Survival of resin-bonded bridgework provided for post-orthodontic hypodontia patients with missing maxillary lateral incisors

Lookup NU author(s): Matthew Garnett, Dr Robert Wassell, Dr Nick Jepson, Francis Nohl


Full text for this publication is not currently held within this repository. Alternative links are provided below where available.


Objective: To analyse the clinical performance and factors influencing the survival of resin-bonded bridgework provided for hypodontia patients with missing maxillary lateral incisors, following orthodontic treatment to open, maintain or redistribute the missing tooth space. Design: A retrospective analysis of patients treated at a single centre using case notes with all patients invited for review to corroborate findings. Setting: Departments of Orthodontics, Child Dental Health and Restorative Dentistry, Newcastle upon Tyne Dental Hospital and School. Subjects and methods: Between 1989-2000, 59 suitable hypodontia patients were identified of whom 45 had complete records. For these patients 73 resin-bonded bridges (RBBs) were provided. Following invitation, 24 patients attended for a review appointment. The survival of the RBBs, grade of operator providing treatment, duration of post-orthodontic retention, the influence of design, presence of pontic contact in static and dynamic excursions, and the effect of habits were assessed. Life table, Kaplan-Meier and Cox regression analysis were carried out for the 73 RBBs with complete records. A separate analysis of the RBBs provided for patients who attended for the invited review did not show a higher failure rate than those patients who did not attend. Therefore both sets of data were combined. Results: Of the 73 RBBs provided, 30 had debonded on at least one occasion (41.1%), six of these debonds were due to trauma (20%). The mean survival time of all the restorations was 59.3 months, with a median survival time of 59 months. Senior members of staff (Consultant, Senior Lecturer or Specialist Trainee) provided most restorations (n = 39) and achieved the highest mean survival of 72.6 months and median survival time of 100+ months. RBBs provided by junior staff and students had significantly lower survival times (p <0.05) compared with senior staff. Risk of failure was 3.9 times greater with junior staff and 2.5 times greater with students (p = 0.01 and p = 0.02, respectively). Analysis of all the other factors investigated showed no statistical difference in survival times or in hazard ratios. Analysis of fixed/fixed versus cantilevered bridges was limited by the number of fixed/fixed bridges (n = 11), and only two cantilevered bridges with multiple abutments were provided; both failed within one month. Conclusion: RBBs provided for post-orthodontic hypodontia patients with missing maxillary lateral incisors can for many patients be an acceptable and definitive restoration. Experienced staff achieved the best results, but why this should be was not explained by the individual factors analysed in this study. © British Dental Journal.

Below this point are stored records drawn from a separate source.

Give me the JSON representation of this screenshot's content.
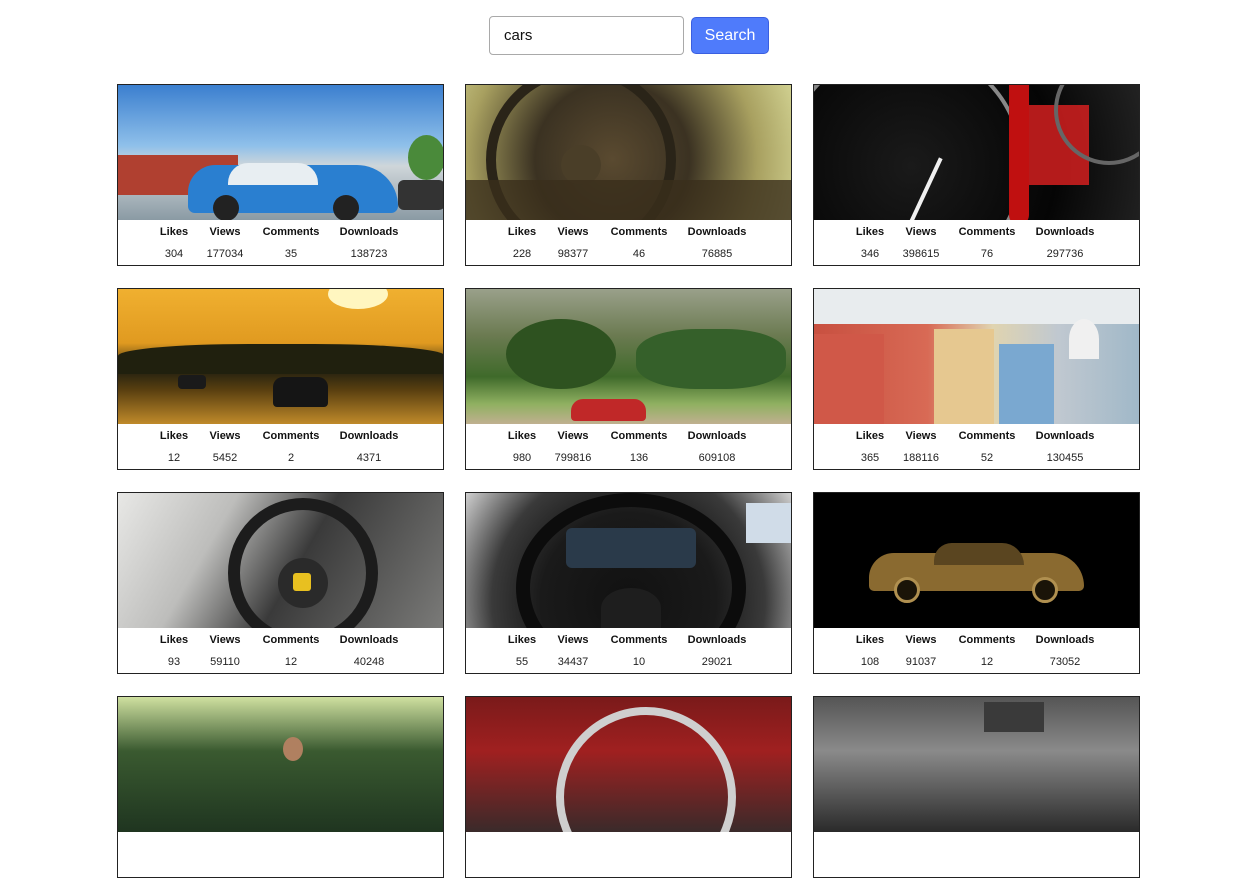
{
  "search": {
    "value": "cars",
    "button_label": "Search"
  },
  "stat_labels": {
    "likes": "Likes",
    "views": "Views",
    "comments": "Comments",
    "downloads": "Downloads"
  },
  "cards": [
    {
      "likes": "304",
      "views": "177034",
      "comments": "35",
      "downloads": "138723"
    },
    {
      "likes": "228",
      "views": "98377",
      "comments": "46",
      "downloads": "76885"
    },
    {
      "likes": "346",
      "views": "398615",
      "comments": "76",
      "downloads": "297736"
    },
    {
      "likes": "12",
      "views": "5452",
      "comments": "2",
      "downloads": "4371"
    },
    {
      "likes": "980",
      "views": "799816",
      "comments": "136",
      "downloads": "609108"
    },
    {
      "likes": "365",
      "views": "188116",
      "comments": "52",
      "downloads": "130455"
    },
    {
      "likes": "93",
      "views": "59110",
      "comments": "12",
      "downloads": "40248"
    },
    {
      "likes": "55",
      "views": "34437",
      "comments": "10",
      "downloads": "29021"
    },
    {
      "likes": "108",
      "views": "91037",
      "comments": "12",
      "downloads": "73052"
    }
  ]
}
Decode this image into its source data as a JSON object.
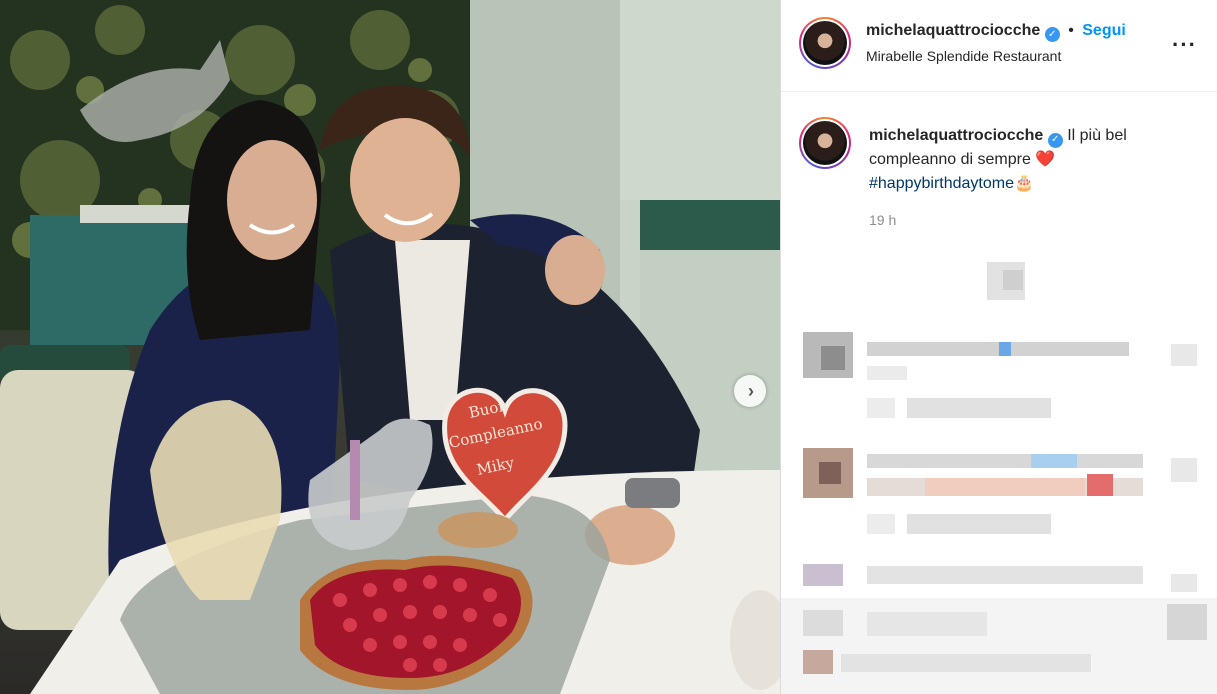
{
  "post": {
    "username": "michelaquattrociocche",
    "follow_label": "Segui",
    "location": "Mirabelle Splendide Restaurant",
    "more_label": "···",
    "caption_text": "Il più bel compleanno di sempre",
    "caption_emoji_heart": "❤️",
    "hashtag": "#happybirthdaytome",
    "hashtag_emoji": "🎂",
    "time_ago": "19 h",
    "verified_glyph": "✓"
  },
  "photo": {
    "cake_topper_text": [
      "Buon",
      "Compleanno",
      "Miky"
    ],
    "next_button_glyph": "›"
  },
  "icons": [
    "verified-badge-icon",
    "more-options-icon",
    "next-arrow-icon"
  ],
  "colors": {
    "link_blue": "#0095f6",
    "hashtag_blue": "#00376b",
    "heart_red": "#ed2d3a",
    "timestamp_gray": "#8e8e8e"
  }
}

Publication metadata

Author(s): Garnett MJ, Wassell RW, Jepson NJ, Nohl FS

Publication type: Article

Publication status: Published

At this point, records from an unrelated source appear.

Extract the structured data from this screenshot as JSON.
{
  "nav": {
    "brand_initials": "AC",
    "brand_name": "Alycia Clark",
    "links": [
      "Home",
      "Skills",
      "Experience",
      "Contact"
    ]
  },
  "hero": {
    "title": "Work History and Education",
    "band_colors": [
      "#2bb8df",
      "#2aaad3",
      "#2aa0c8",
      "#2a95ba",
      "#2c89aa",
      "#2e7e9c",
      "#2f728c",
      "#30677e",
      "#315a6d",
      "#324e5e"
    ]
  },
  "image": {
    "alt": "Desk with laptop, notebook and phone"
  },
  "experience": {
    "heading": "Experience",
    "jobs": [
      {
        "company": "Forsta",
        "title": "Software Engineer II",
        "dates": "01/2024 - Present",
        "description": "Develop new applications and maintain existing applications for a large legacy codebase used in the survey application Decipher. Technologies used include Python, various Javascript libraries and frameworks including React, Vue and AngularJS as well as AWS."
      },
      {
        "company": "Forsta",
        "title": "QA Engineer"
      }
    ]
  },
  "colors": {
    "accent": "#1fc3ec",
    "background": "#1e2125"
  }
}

Journal: British Dental Journal

Year: 2006

Volume: 201

Issue: 8

Pages: 527-534

Print publication date: 21/10/2006

ISSN (print): 0007-0610

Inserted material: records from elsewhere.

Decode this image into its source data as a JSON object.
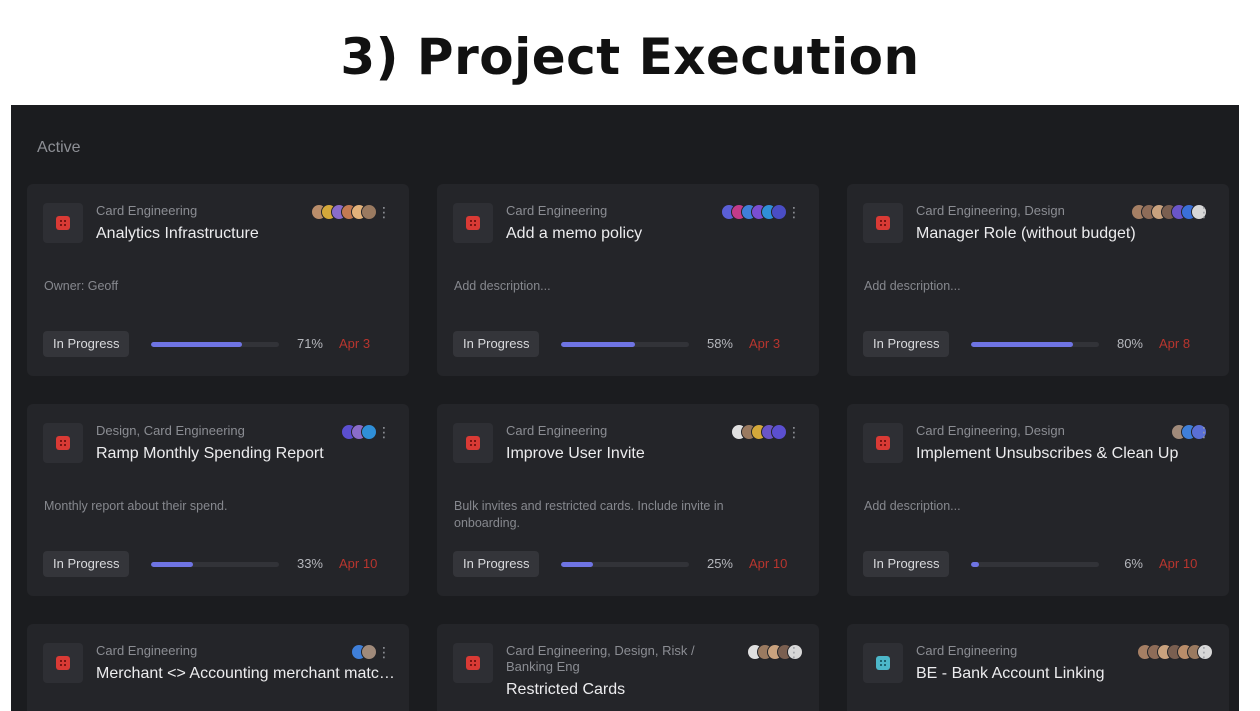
{
  "slide_title": "3) Project Execution",
  "section_label": "Active",
  "colors": {
    "progress": "#6f74e3",
    "due_overdue": "#b8352e",
    "icon_red": "#d93a35",
    "icon_teal": "#4cb7c9"
  },
  "cards": [
    {
      "team": "Card Engineering",
      "name": "Analytics Infrastructure",
      "description": "Owner: Geoff",
      "status": "In Progress",
      "progress": 71,
      "progress_label": "71%",
      "due": "Apr 3",
      "icon": "project-icon-red",
      "avatars": [
        "#b98d6a",
        "#d4a83a",
        "#8a6cc9",
        "#c37a52",
        "#e3b27a",
        "#9a7a60"
      ]
    },
    {
      "team": "Card Engineering",
      "name": "Add a memo policy",
      "description": "Add description...",
      "status": "In Progress",
      "progress": 58,
      "progress_label": "58%",
      "due": "Apr 3",
      "icon": "project-icon-red",
      "avatars": [
        "#5a5fd6",
        "#c23b8a",
        "#3f7fd9",
        "#7a4ed1",
        "#2f8fd8",
        "#4a4dc4"
      ]
    },
    {
      "team": "Card Engineering, Design",
      "name": "Manager Role (without budget)",
      "description": "Add description...",
      "status": "In Progress",
      "progress": 80,
      "progress_label": "80%",
      "due": "Apr 8",
      "icon": "project-icon-red",
      "avatars": [
        "#a57f64",
        "#8e6c58",
        "#c9a27e",
        "#7a5f50",
        "#6a55c8",
        "#3a6fd8",
        "#d7d7d7"
      ]
    },
    {
      "team": "Design, Card Engineering",
      "name": "Ramp Monthly Spending Report",
      "description": "Monthly report about their spend.",
      "status": "In Progress",
      "progress": 33,
      "progress_label": "33%",
      "due": "Apr 10",
      "icon": "project-icon-red",
      "avatars": [
        "#5b4fd0",
        "#8a6cc9",
        "#2f8fd8"
      ]
    },
    {
      "team": "Card Engineering",
      "name": "Improve User Invite",
      "description": "Bulk invites and restricted cards. Include invite in onboarding.",
      "status": "In Progress",
      "progress": 25,
      "progress_label": "25%",
      "due": "Apr 10",
      "icon": "project-icon-red",
      "avatars": [
        "#e0e0e0",
        "#9a7a60",
        "#d4a83a",
        "#6a55c8",
        "#5b4fd0"
      ]
    },
    {
      "team": "Card Engineering, Design",
      "name": "Implement Unsubscribes & Clean Up",
      "description": "Add description...",
      "status": "In Progress",
      "progress": 6,
      "progress_label": "6%",
      "due": "Apr 10",
      "icon": "project-icon-red",
      "avatars": [
        "#a08a7a",
        "#3f7fd9",
        "#5a6fd6"
      ]
    },
    {
      "team": "Card Engineering",
      "name": "Merchant <> Accounting merchant matching",
      "description": "",
      "status": "",
      "progress": null,
      "progress_label": "",
      "due": "",
      "icon": "project-icon-red",
      "avatars": [
        "#3f7fd9",
        "#a08a7a"
      ]
    },
    {
      "team": "Card Engineering, Design, Risk / Banking Eng",
      "name": "Restricted Cards",
      "description": "",
      "status": "",
      "progress": null,
      "progress_label": "",
      "due": "",
      "icon": "project-icon-red",
      "avatars": [
        "#e0e0e0",
        "#9a7a60",
        "#c9a27e",
        "#7a5f50",
        "#d7d7d7"
      ]
    },
    {
      "team": "Card Engineering",
      "name": "BE - Bank Account Linking",
      "description": "",
      "status": "",
      "progress": null,
      "progress_label": "",
      "due": "",
      "icon": "project-icon-teal",
      "avatars": [
        "#a57f64",
        "#8e6c58",
        "#c9a27e",
        "#7a5f50",
        "#b98d6a",
        "#9a7a60",
        "#d7d7d7"
      ]
    }
  ]
}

ISSN (electronic): 1476-5373

Publisher: Nature Publishing Group


DOI: 10.1038/sj.bdj.4814160

PubMed id: 17057683


Altmetrics provided by Altmetric